» **Description of the task**
Search the records for the string "profit", then copy each line that has it.

·····

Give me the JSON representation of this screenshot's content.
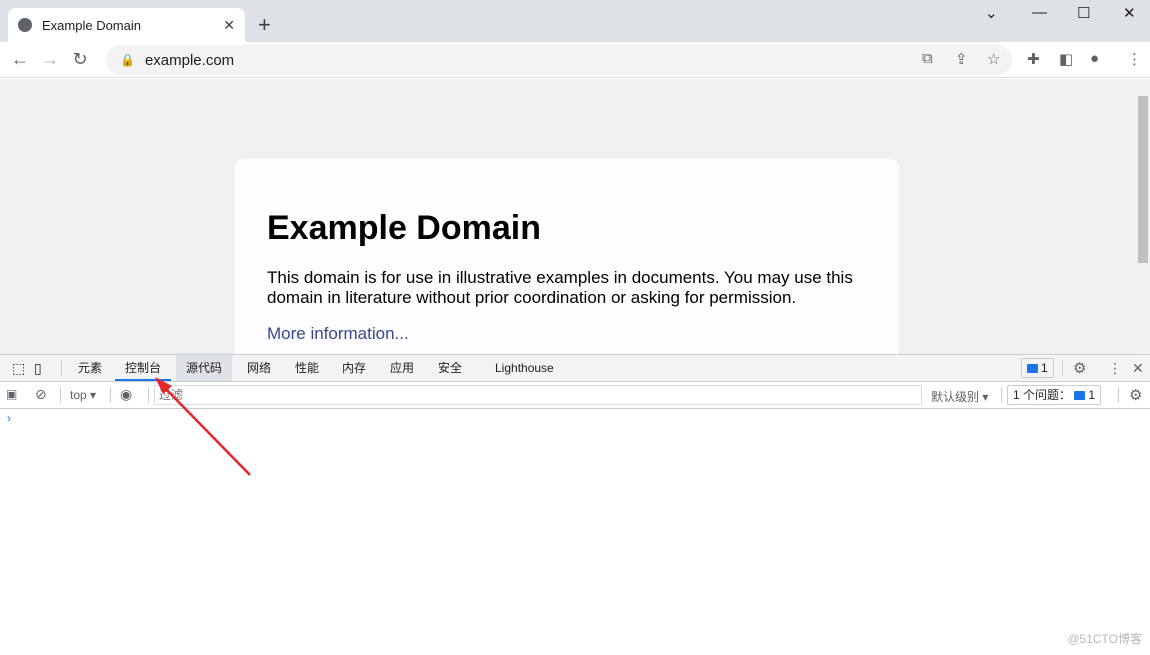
{
  "browser": {
    "tab_title": "Example Domain",
    "url": "example.com"
  },
  "page": {
    "heading": "Example Domain",
    "paragraph": "This domain is for use in illustrative examples in documents. You may use this domain in literature without prior coordination or asking for permission.",
    "link": "More information..."
  },
  "devtools": {
    "tabs": [
      "元素",
      "控制台",
      "源代码",
      "网络",
      "性能",
      "内存",
      "应用",
      "安全",
      "Lighthouse"
    ],
    "active_tab": "控制台",
    "issues_count": "1",
    "context": "top",
    "filter_placeholder": "过滤",
    "level": "默认级别",
    "issues_label": "1 个问题：",
    "issues_badge": "1",
    "prompt": "›"
  },
  "annotation": {
    "arrow_color": "#e8262a"
  },
  "watermark": "@51CTO博客"
}
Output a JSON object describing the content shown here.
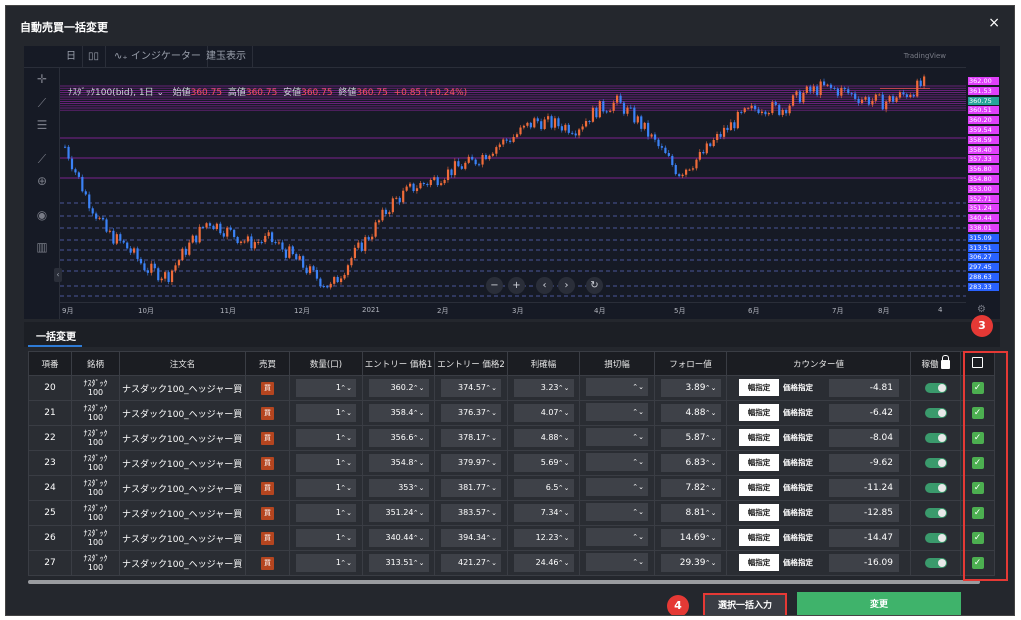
{
  "modal": {
    "title": "自動売買一括変更",
    "close": "×"
  },
  "chart_toolbar": {
    "interval": "日",
    "chart_type_icon": "candles-icon",
    "indicator": "インジケーター",
    "positions": "建玉表示",
    "brand": "TradingView"
  },
  "legend": {
    "symbol": "ﾅｽﾀﾞｯｸ100(bid), 1日",
    "open_label": "始値",
    "open": "360.75",
    "high_label": "高値",
    "high": "360.75",
    "low_label": "安値",
    "low": "360.75",
    "close_label": "終値",
    "close": "360.75",
    "change": "+0.85 (+0.24%)"
  },
  "chart_data": {
    "type": "candlestick",
    "x_ticks": [
      "9月",
      "10月",
      "11月",
      "12月",
      "2021",
      "2月",
      "3月",
      "4月",
      "5月",
      "6月",
      "7月",
      "8月",
      "4"
    ],
    "y_ticks": [
      "362.00",
      "361.53",
      "360.75",
      "360.51",
      "360.20",
      "359.54",
      "358.59",
      "358.40",
      "357.33",
      "356.80",
      "354.80",
      "353.00",
      "352.71",
      "351.24",
      "340.44",
      "338.01",
      "315.09",
      "313.51",
      "306.27",
      "297.45",
      "288.63",
      "283.33"
    ],
    "current_price": "360.75",
    "closes": [
      345,
      332,
      322,
      318,
      312,
      310,
      318,
      325,
      322,
      319,
      320,
      316,
      311,
      307,
      315,
      322,
      330,
      334,
      336,
      339,
      341,
      345,
      348,
      352,
      351,
      350,
      355,
      357,
      352,
      345,
      338,
      342,
      348,
      353,
      356,
      355,
      359,
      361,
      360,
      358,
      357,
      359,
      362
    ]
  },
  "nav": {
    "zoom_out": "−",
    "zoom_in": "+",
    "back": "‹",
    "forward": "›",
    "reset": "↻"
  },
  "bulk_tab": {
    "label": "一括変更"
  },
  "table": {
    "headers": {
      "index": "項番",
      "symbol": "銘柄",
      "order_name": "注文名",
      "side": "売買",
      "quantity": "数量(口)",
      "entry1": "エントリー 価格1",
      "entry2": "エントリー 価格2",
      "profit": "利確幅",
      "stop": "損切幅",
      "follow": "フォロー値",
      "counter": "カウンター値",
      "active": "稼働"
    },
    "rows": [
      {
        "index": "20",
        "symbol_top": "ﾅｽﾀﾞｯｸ",
        "symbol_bottom": "100",
        "order_name": "ナスダック100_ヘッジャー買",
        "side": "買",
        "qty": "1",
        "entry1": "360.2",
        "entry2": "374.57",
        "profit": "3.23",
        "stop": "",
        "follow": "3.89",
        "btn_range": "幅指定",
        "btn_price": "価格指定",
        "counter": "-4.81"
      },
      {
        "index": "21",
        "symbol_top": "ﾅｽﾀﾞｯｸ",
        "symbol_bottom": "100",
        "order_name": "ナスダック100_ヘッジャー買",
        "side": "買",
        "qty": "1",
        "entry1": "358.4",
        "entry2": "376.37",
        "profit": "4.07",
        "stop": "",
        "follow": "4.88",
        "btn_range": "幅指定",
        "btn_price": "価格指定",
        "counter": "-6.42"
      },
      {
        "index": "22",
        "symbol_top": "ﾅｽﾀﾞｯｸ",
        "symbol_bottom": "100",
        "order_name": "ナスダック100_ヘッジャー買",
        "side": "買",
        "qty": "1",
        "entry1": "356.6",
        "entry2": "378.17",
        "profit": "4.88",
        "stop": "",
        "follow": "5.87",
        "btn_range": "幅指定",
        "btn_price": "価格指定",
        "counter": "-8.04"
      },
      {
        "index": "23",
        "symbol_top": "ﾅｽﾀﾞｯｸ",
        "symbol_bottom": "100",
        "order_name": "ナスダック100_ヘッジャー買",
        "side": "買",
        "qty": "1",
        "entry1": "354.8",
        "entry2": "379.97",
        "profit": "5.69",
        "stop": "",
        "follow": "6.83",
        "btn_range": "幅指定",
        "btn_price": "価格指定",
        "counter": "-9.62"
      },
      {
        "index": "24",
        "symbol_top": "ﾅｽﾀﾞｯｸ",
        "symbol_bottom": "100",
        "order_name": "ナスダック100_ヘッジャー買",
        "side": "買",
        "qty": "1",
        "entry1": "353",
        "entry2": "381.77",
        "profit": "6.5",
        "stop": "",
        "follow": "7.82",
        "btn_range": "幅指定",
        "btn_price": "価格指定",
        "counter": "-11.24"
      },
      {
        "index": "25",
        "symbol_top": "ﾅｽﾀﾞｯｸ",
        "symbol_bottom": "100",
        "order_name": "ナスダック100_ヘッジャー買",
        "side": "買",
        "qty": "1",
        "entry1": "351.24",
        "entry2": "383.57",
        "profit": "7.34",
        "stop": "",
        "follow": "8.81",
        "btn_range": "幅指定",
        "btn_price": "価格指定",
        "counter": "-12.85"
      },
      {
        "index": "26",
        "symbol_top": "ﾅｽﾀﾞｯｸ",
        "symbol_bottom": "100",
        "order_name": "ナスダック100_ヘッジャー買",
        "side": "買",
        "qty": "1",
        "entry1": "340.44",
        "entry2": "394.34",
        "profit": "12.23",
        "stop": "",
        "follow": "14.69",
        "btn_range": "幅指定",
        "btn_price": "価格指定",
        "counter": "-14.47"
      },
      {
        "index": "27",
        "symbol_top": "ﾅｽﾀﾞｯｸ",
        "symbol_bottom": "100",
        "order_name": "ナスダック100_ヘッジャー買",
        "side": "買",
        "qty": "1",
        "entry1": "313.51",
        "entry2": "421.27",
        "profit": "24.46",
        "stop": "",
        "follow": "29.39",
        "btn_range": "幅指定",
        "btn_price": "価格指定",
        "counter": "-16.09"
      }
    ]
  },
  "badges": {
    "b3": "3",
    "b4": "4"
  },
  "buttons": {
    "bulk_input": "選択一括入力",
    "change": "変更"
  },
  "colors": {
    "buy": "#b5451f",
    "change_btn": "#3fb36b",
    "highlight": "#e53935",
    "up": "#ef6c3a",
    "down": "#3b82f6"
  }
}
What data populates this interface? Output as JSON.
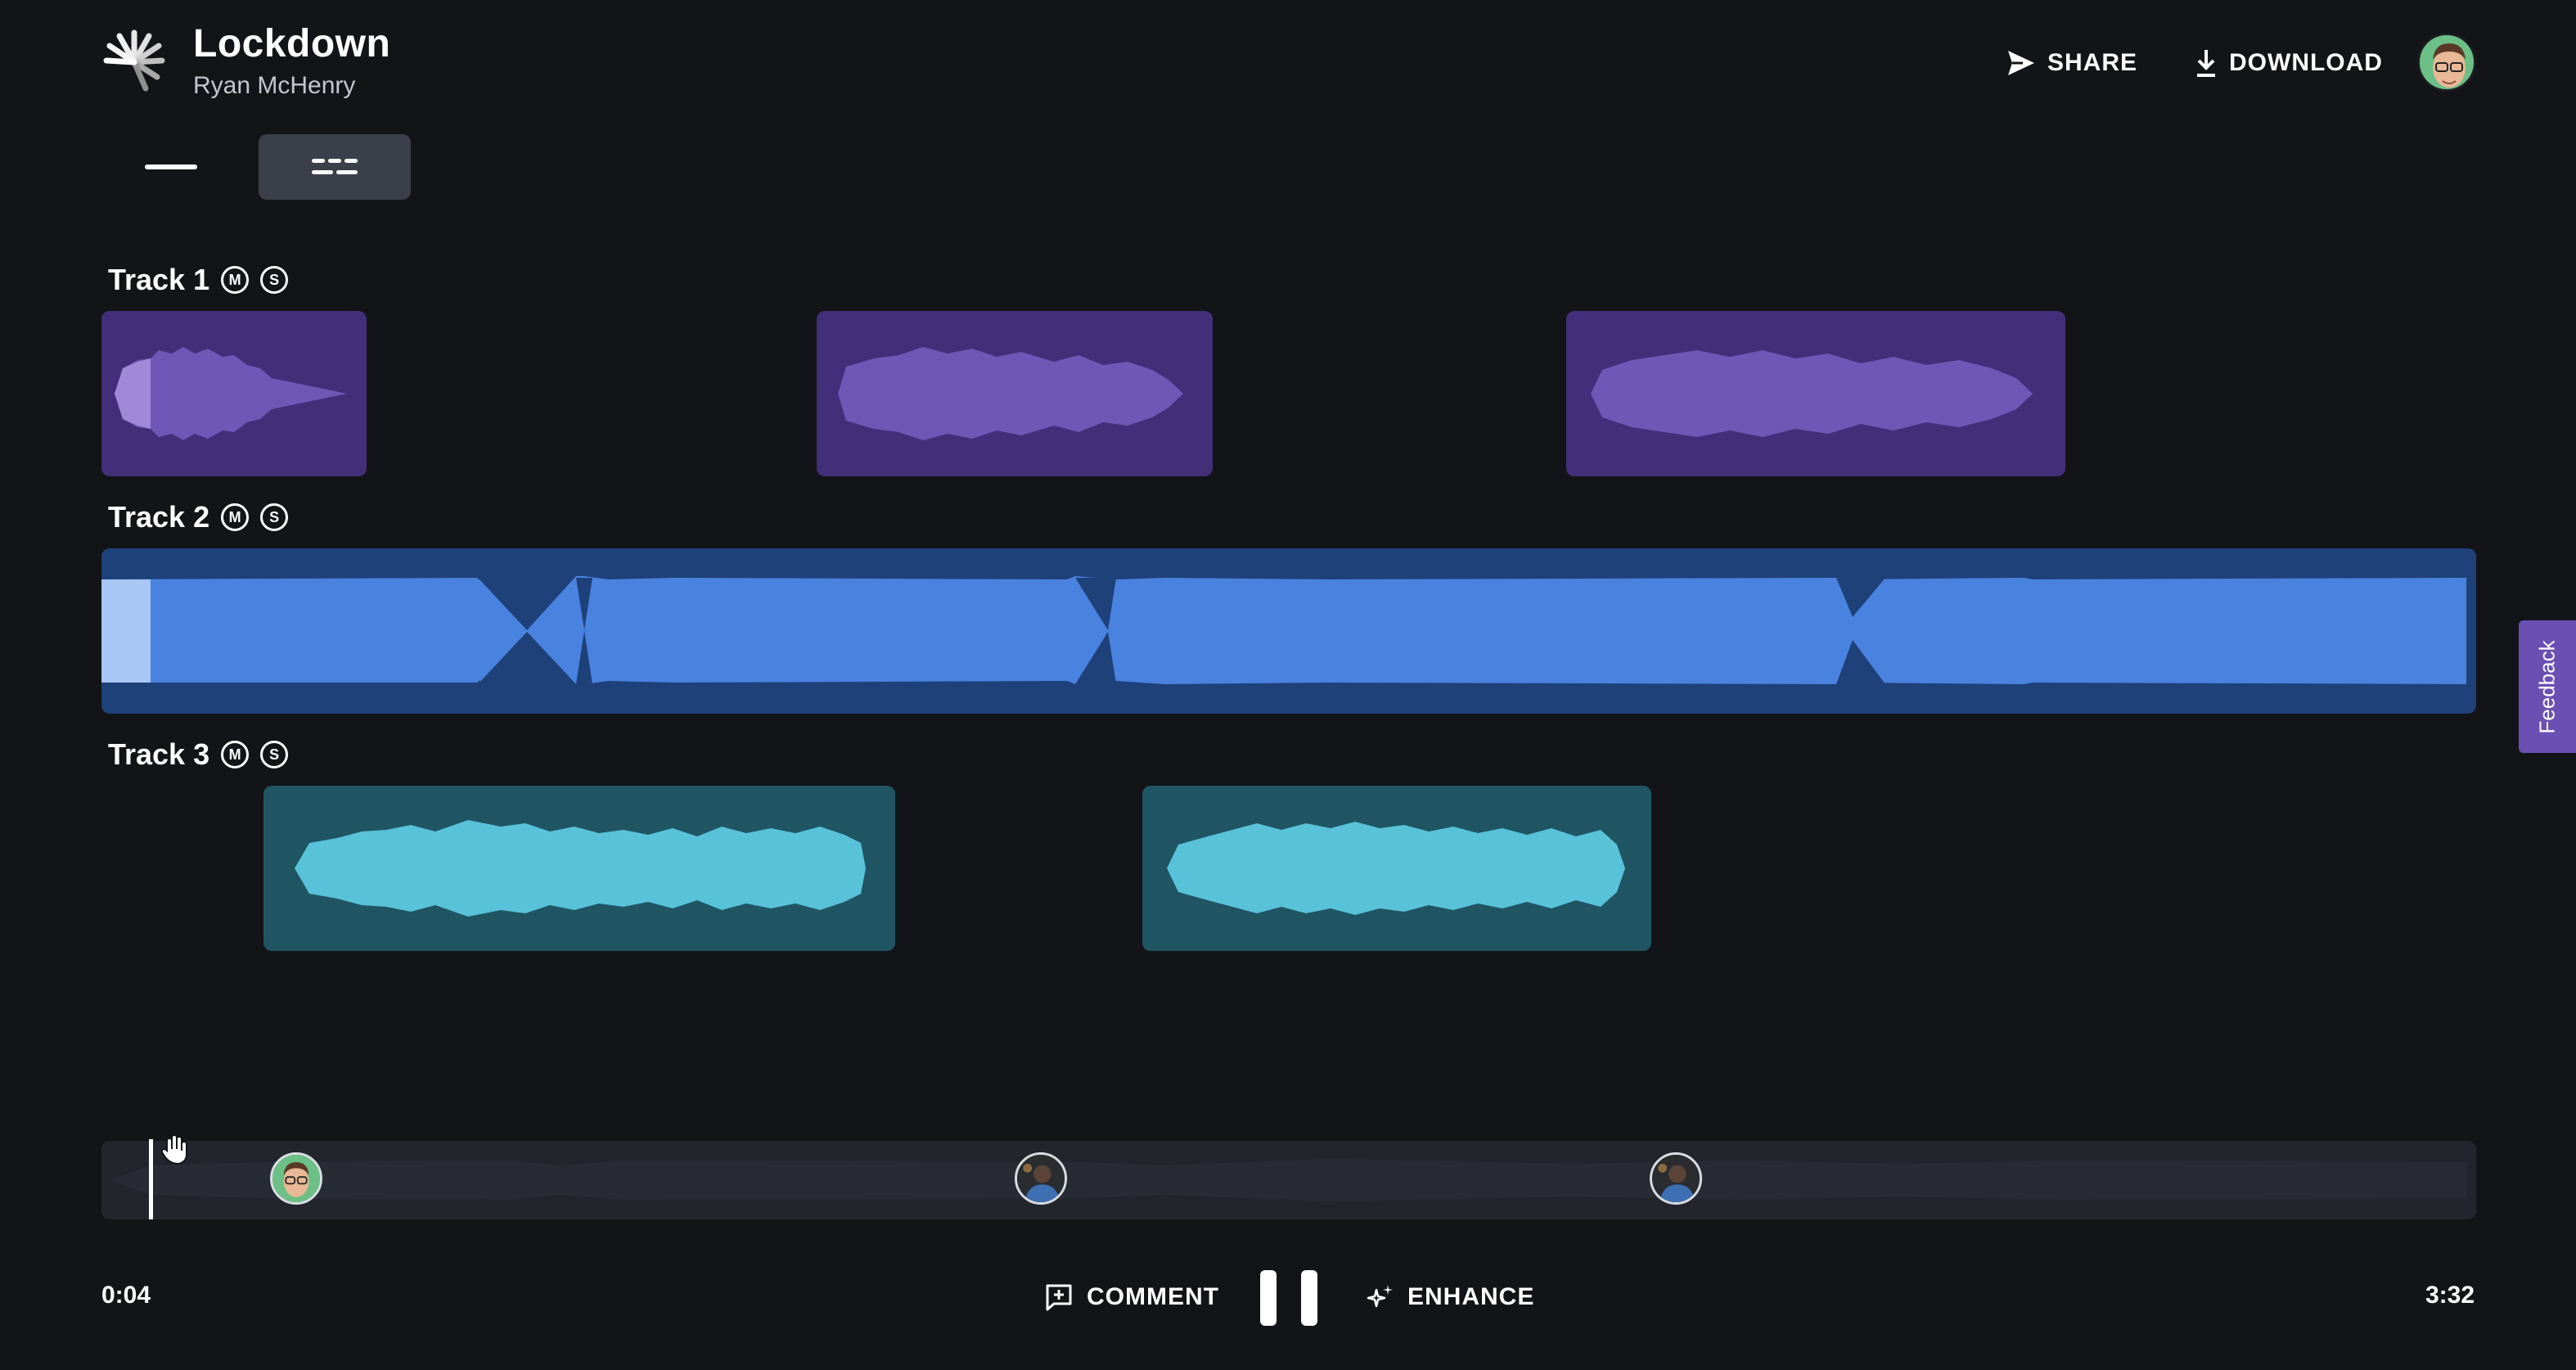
{
  "project": {
    "title": "Lockdown",
    "artist": "Ryan McHenry"
  },
  "header": {
    "share_label": "SHARE",
    "download_label": "DOWNLOAD"
  },
  "view_toggle": {
    "selected": "multi-track"
  },
  "tracks": [
    {
      "label": "Track 1",
      "mute": "M",
      "solo": "S",
      "color": "#6e57b7",
      "clip_bg": "#432f79"
    },
    {
      "label": "Track 2",
      "mute": "M",
      "solo": "S",
      "color": "#4a82e0",
      "clip_bg": "#1f4179"
    },
    {
      "label": "Track 3",
      "mute": "M",
      "solo": "S",
      "color": "#58c2d9",
      "clip_bg": "#205563"
    }
  ],
  "transport": {
    "current_time": "0:04",
    "total_time": "3:32",
    "comment_label": "COMMENT",
    "enhance_label": "ENHANCE",
    "state": "playing"
  },
  "feedback_label": "Feedback",
  "colors": {
    "background": "#131418",
    "accent": "#6b50b3",
    "played": "#a9c6f5"
  }
}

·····

» **Task answer**
      "profit": "利確幅",
        "profit": "3.23",
        "profit": "4.07",
        "profit": "4.88",
        "profit": "5.69",
        "profit": "6.5",
        "profit": "7.34",
        "profit": "12.23",
        "profit": "24.46",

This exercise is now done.